Em is suddenly in a big white dress — bridal but also reminding me of Sylvia Plath’s insistence that the Emily Dickinson she’d learned about “only ever wore white” — with her curls everywhere, descending a spiral staircase flanked by family portraits. The vibes in the death nightclub are a little janky (it’s very Spirit Halloween, no offense — but also, c’mon Apple, splurge a little! I know you’re throwing $15 million an episode at The Morning Show). She finds Vinnie dressed as a maid, trying to keep all her husbands alive. “If I hadn’t spent my whole life listening to you preach about being a creative free spirit, I could’ve found love.” She pulls an Amy March and throws Em’s poems in the fire; Em flees deeper down the stairs, where she is grabbed by Austin, who lets her know that she is the reason his marriage is a disaster. Em thought Austin (dream Austin, at least) knew about her and Sue, and he’s like, Okay, I did NOT know that you LOOOOOVED her. And anyway, “You don’t love Sue. You love writing poems about loving Sue.”

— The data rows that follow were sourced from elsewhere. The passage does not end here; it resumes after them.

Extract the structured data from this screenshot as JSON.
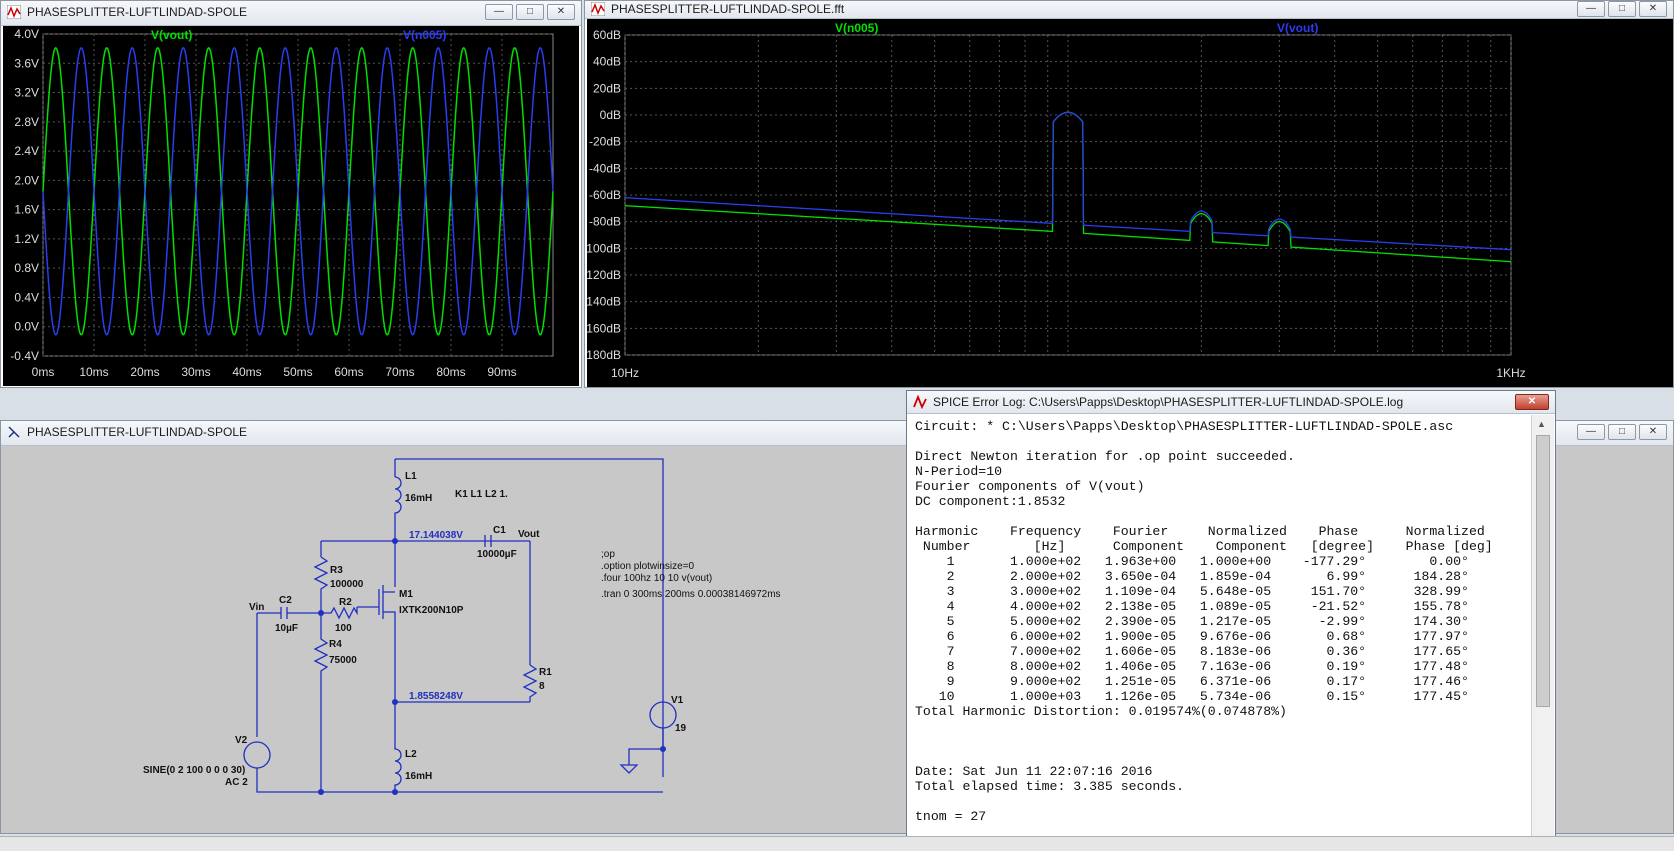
{
  "win_tran": {
    "title": "PHASESPLITTER-LUFTLINDAD-SPOLE",
    "trace1": "V(vout)",
    "trace2": "V(n005)"
  },
  "win_fft": {
    "title": "PHASESPLITTER-LUFTLINDAD-SPOLE.fft",
    "trace1": "V(n005)",
    "trace2": "V(vout)"
  },
  "win_schematic": {
    "title": "PHASESPLITTER-LUFTLINDAD-SPOLE"
  },
  "win_log": {
    "title": "SPICE Error Log: C:\\Users\\Papps\\Desktop\\PHASESPLITTER-LUFTLINDAD-SPOLE.log"
  },
  "chart_data": [
    {
      "type": "line",
      "xlabel": "",
      "ylabel": "",
      "x_ticks": [
        "0ms",
        "10ms",
        "20ms",
        "30ms",
        "40ms",
        "50ms",
        "60ms",
        "70ms",
        "80ms",
        "90ms"
      ],
      "y_ticks": [
        "4.0V",
        "3.6V",
        "3.2V",
        "2.8V",
        "2.4V",
        "2.0V",
        "1.6V",
        "1.2V",
        "0.8V",
        "0.4V",
        "0.0V",
        "-0.4V"
      ],
      "xlim_ms": [
        0,
        100
      ],
      "ylim_V": [
        -0.4,
        4.0
      ],
      "grid": true,
      "series": [
        {
          "name": "V(vout)",
          "color": "#00e000",
          "waveform": "sine",
          "freq_hz": 100,
          "dc_V": 1.85,
          "amp_V": 1.96,
          "phase_deg": 0
        },
        {
          "name": "V(n005)",
          "color": "#2a3df0",
          "waveform": "sine",
          "freq_hz": 100,
          "dc_V": 1.85,
          "amp_V": 1.96,
          "phase_deg": 180
        }
      ]
    },
    {
      "type": "line",
      "xlabel": "",
      "ylabel": "",
      "x_ticks": [
        "10Hz",
        "1KHz"
      ],
      "x_scale": "log",
      "xlim_hz": [
        10,
        1000
      ],
      "y_ticks": [
        "60dB",
        "40dB",
        "20dB",
        "0dB",
        "-20dB",
        "-40dB",
        "-60dB",
        "-80dB",
        "-100dB",
        "-120dB",
        "-140dB",
        "-160dB",
        "-180dB"
      ],
      "ylim_dB": [
        -180,
        60
      ],
      "grid": true,
      "series": [
        {
          "name": "V(n005)",
          "color": "#00e000",
          "baseline_db": [
            [
              10,
              -68
            ],
            [
              100,
              -88
            ],
            [
              1000,
              -110
            ]
          ],
          "peaks": [
            {
              "hz": 100,
              "db": 2
            },
            {
              "hz": 200,
              "db": -74
            },
            {
              "hz": 300,
              "db": -80
            }
          ]
        },
        {
          "name": "V(vout)",
          "color": "#2a3df0",
          "baseline_db": [
            [
              10,
              -62
            ],
            [
              100,
              -82
            ],
            [
              1000,
              -101
            ]
          ],
          "peaks": [
            {
              "hz": 100,
              "db": 2
            },
            {
              "hz": 200,
              "db": -72
            },
            {
              "hz": 300,
              "db": -78
            }
          ]
        }
      ]
    }
  ],
  "schematic": {
    "labels": {
      "L1": "L1",
      "L1_val": "16mH",
      "k": "K1 L1 L2 1.",
      "node_top": "17.144038V",
      "C1": "C1",
      "C1_val": "10000µF",
      "vout": "Vout",
      "R3": "R3",
      "R3_val": "100000",
      "M1": "M1",
      "M1_val": "IXTK200N10P",
      "vin": "Vin",
      "C2": "C2",
      "C2_val": "10µF",
      "R2": "R2",
      "R2_val": "100",
      "R4": "R4",
      "R4_val": "75000",
      "R1": "R1",
      "R1_val": "8",
      "node_bot": "1.8558248V",
      "V1": "V1",
      "V1_val": "19",
      "V2": "V2",
      "V2_val1": "SINE(0 2 100 0 0 0 30)",
      "V2_val2": "AC 2",
      "L2": "L2",
      "L2_val": "16mH",
      "dir1": ";op",
      "dir2": ".option plotwinsize=0",
      "dir3": ".four 100hz 10 10 v(vout)",
      "dir4": ".tran 0 300ms 200ms 0.00038146972ms"
    }
  },
  "log": {
    "lines": [
      "Circuit: * C:\\Users\\Papps\\Desktop\\PHASESPLITTER-LUFTLINDAD-SPOLE.asc",
      "",
      "Direct Newton iteration for .op point succeeded.",
      "N-Period=10",
      "Fourier components of V(vout)",
      "DC component:1.8532",
      "",
      "Harmonic    Frequency    Fourier     Normalized    Phase      Normalized",
      " Number        [Hz]      Component    Component   [degree]    Phase [deg]",
      "    1       1.000e+02   1.963e+00   1.000e+00    -177.29°        0.00°",
      "    2       2.000e+02   3.650e-04   1.859e-04       6.99°      184.28°",
      "    3       3.000e+02   1.109e-04   5.648e-05     151.70°      328.99°",
      "    4       4.000e+02   2.138e-05   1.089e-05     -21.52°      155.78°",
      "    5       5.000e+02   2.390e-05   1.217e-05      -2.99°      174.30°",
      "    6       6.000e+02   1.900e-05   9.676e-06       0.68°      177.97°",
      "    7       7.000e+02   1.606e-05   8.183e-06       0.36°      177.65°",
      "    8       8.000e+02   1.406e-05   7.163e-06       0.19°      177.48°",
      "    9       9.000e+02   1.251e-05   6.371e-06       0.17°      177.46°",
      "   10       1.000e+03   1.126e-05   5.734e-06       0.15°      177.45°",
      "Total Harmonic Distortion: 0.019574%(0.074878%)",
      "",
      "",
      "",
      "Date: Sat Jun 11 22:07:16 2016",
      "Total elapsed time: 3.385 seconds.",
      "",
      "tnom = 27"
    ]
  }
}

Em is briefly locked in a room where her mom sits like a baby in a giant crib, wailing, “I’m alone and scared, and I lost my mommy,” while hysterically laugh-crying. Extremely spooky; great work, Jane Krakowski. Em goes farther down the seemingly endless staircase and winds up in her dad’s office, where he is a corpse collapsed atop his papers. Sue swoops in wearing a tux and a top hat, the groom to Em’s bride, and says, “Now we can be together,” which … yeah, I mean, that is one way to look at it. But Em is still sobbing over her dad. (Also, I apologize, but Sue’s “Rizzo from your high-school production of Grease” wig is killing me.)
Sue takes Em to — is this the Dickinson living room? But the hell/upside-down version? She says, “It’s just you and me now,” but in this context, that sounds awfully ominous. Time for a strange, sensual death dance! Sue is into it; Em is not, and she backs away from a kiss so quickly that Sue falls on her face. Em tries to follow her as she runs out, but instead she opens a door to a battlefield and finds herself dressed as a soldier, a rifle in hand, bodies strewn about. The ghost horses that pull Death’s carriage are there, but the carriage itself is crumpled. She watches the Black regiment march forward with Henry, but they can’t see or hear her. Still, she sees that they’re winning. She looks up and sees the bird — the hope bird from Aunt Lavinia’s funeral.
Then she is back in reality. In the forest, which looks quite glowy and beautiful. I love that twisted tree. And the bird is still there.